By Seth Wee (guest contributor)
Singapore has a population of about five million while the number of practitioners in the financial advisory industry is estimated to be between 20,000 to 30,000. This includes tied insurance agents, financial adviser firm representatives, and banks’ financial services personnel. It is a relatively large number considering our population size. How so?
How Singapore compares to other countries
Let’s look at how we compare to other countries:
If we take the number of practitioners to be 20,000, there are only 259 people to each adviser. This is a far cry from the United States and the United Kingdom, which stand at 1,000 and 3,100 respectively. We have more advisers than Australia, a country that has more than four times our population.
Compared to other professions in Singapore
Let us compare the financial advisory profession with other professions in Singapore. For example, the medical profession. There are 555 people per doctor and 3,400 people per dentist in Singapore. Is there really a need for Singaporeans to visit a financial adviser more often than he or she does a doctor or dentist? I highly doubt it.
To put things further into perspective, there are no age restrictions on the people that a doctor or dentist can see, while a financial planner’s potential clients are typically from the workforce. This reduces the already tiny number from 259 to just 168, since approximately 65 percent of the population is employed.
Ramifications of an excessive number of advisers
While we might expect the large existing number of advisers to mean that the financial needs of Singaporeans are adequately addressed, this is in fact not the case. Reports show that Singaporeans are not financially well served by the financial advisory industry – less than two in 10 Singaporeans are ready to retire, and most Singaporeans are underinsured.
Since there are so many advisers, competition over the solicitation of clients is intense. Is it any wonder that overpriced policies are recommended to maximize revenue from each client? Leaving them underinsured and ill-prepared for retirement also preserves them as viable prospects for future business.
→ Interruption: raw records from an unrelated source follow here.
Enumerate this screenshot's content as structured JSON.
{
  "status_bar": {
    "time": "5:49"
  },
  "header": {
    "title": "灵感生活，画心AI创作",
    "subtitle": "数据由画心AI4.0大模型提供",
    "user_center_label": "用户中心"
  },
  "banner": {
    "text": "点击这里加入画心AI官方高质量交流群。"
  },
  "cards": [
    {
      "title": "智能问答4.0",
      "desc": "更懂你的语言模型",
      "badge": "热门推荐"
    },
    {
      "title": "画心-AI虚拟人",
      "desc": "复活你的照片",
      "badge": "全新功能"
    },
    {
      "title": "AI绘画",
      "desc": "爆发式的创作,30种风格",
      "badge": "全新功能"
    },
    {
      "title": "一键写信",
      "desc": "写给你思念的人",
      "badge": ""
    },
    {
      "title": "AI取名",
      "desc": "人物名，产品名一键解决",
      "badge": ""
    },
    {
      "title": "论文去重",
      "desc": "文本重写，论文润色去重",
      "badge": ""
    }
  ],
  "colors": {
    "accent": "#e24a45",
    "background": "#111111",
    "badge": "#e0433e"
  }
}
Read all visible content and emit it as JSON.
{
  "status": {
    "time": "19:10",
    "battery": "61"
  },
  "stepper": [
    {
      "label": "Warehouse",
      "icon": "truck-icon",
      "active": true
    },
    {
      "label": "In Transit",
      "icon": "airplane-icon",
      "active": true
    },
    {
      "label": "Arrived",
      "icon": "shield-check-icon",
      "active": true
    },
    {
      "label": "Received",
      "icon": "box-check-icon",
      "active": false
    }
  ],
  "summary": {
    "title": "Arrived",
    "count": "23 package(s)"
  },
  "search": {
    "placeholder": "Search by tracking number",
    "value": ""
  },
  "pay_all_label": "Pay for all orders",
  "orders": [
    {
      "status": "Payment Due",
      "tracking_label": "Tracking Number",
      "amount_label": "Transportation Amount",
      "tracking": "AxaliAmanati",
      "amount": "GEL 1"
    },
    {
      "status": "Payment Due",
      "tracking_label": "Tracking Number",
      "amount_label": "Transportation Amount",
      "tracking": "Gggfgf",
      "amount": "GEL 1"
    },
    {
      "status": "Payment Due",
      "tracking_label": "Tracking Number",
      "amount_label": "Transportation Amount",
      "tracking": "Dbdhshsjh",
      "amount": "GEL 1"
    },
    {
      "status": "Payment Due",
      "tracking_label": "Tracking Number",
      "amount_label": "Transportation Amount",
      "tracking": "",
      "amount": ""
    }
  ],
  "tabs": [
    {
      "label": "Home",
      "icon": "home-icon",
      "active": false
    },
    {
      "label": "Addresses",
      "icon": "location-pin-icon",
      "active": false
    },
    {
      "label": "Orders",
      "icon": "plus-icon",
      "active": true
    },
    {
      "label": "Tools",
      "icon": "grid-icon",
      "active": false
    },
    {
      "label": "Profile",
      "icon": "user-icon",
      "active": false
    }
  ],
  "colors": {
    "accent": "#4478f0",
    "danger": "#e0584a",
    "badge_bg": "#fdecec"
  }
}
The situation of an adviser having a small number of potential customers is largely the result of an oversupply of advisers. This is a systematic problem that hinders an advisers’ ability to recommend low cost solutions.
Moreover, people have become averse to financial planning due to the poor quality of advice received, coupled with the constant harassment from self-styled planners. Product peddlers have reduced the term “financial planning” to a euphemism for “financial product sales”. Consequently, there is little demand for fee-based, proper financial planning because people think that they have already planned their future solely by purchasing financial products.
What Singapore needs
The industry will not change its spots willingly. Companies will continue to recruit as their sales will grow with the number of salespeople they manage to attract. Until market forces and/or regulators drag the industry screaming and kicking into better shape (if ever), individuals should carefully exercise their own discretion in picking an adviser. Currently, the odds of getting a sound adviser do not look good.
By guest contributor Seth Wee, an Independent Financial Adviser representative who blogs at Seth’s Blog on Finance. Posted via www.MoneyMatters.sg, your guide on how to make more money, save smarter, invest intelligently, and enjoy your money like a pro. Click here to get our free report on what you must know about financial freedom.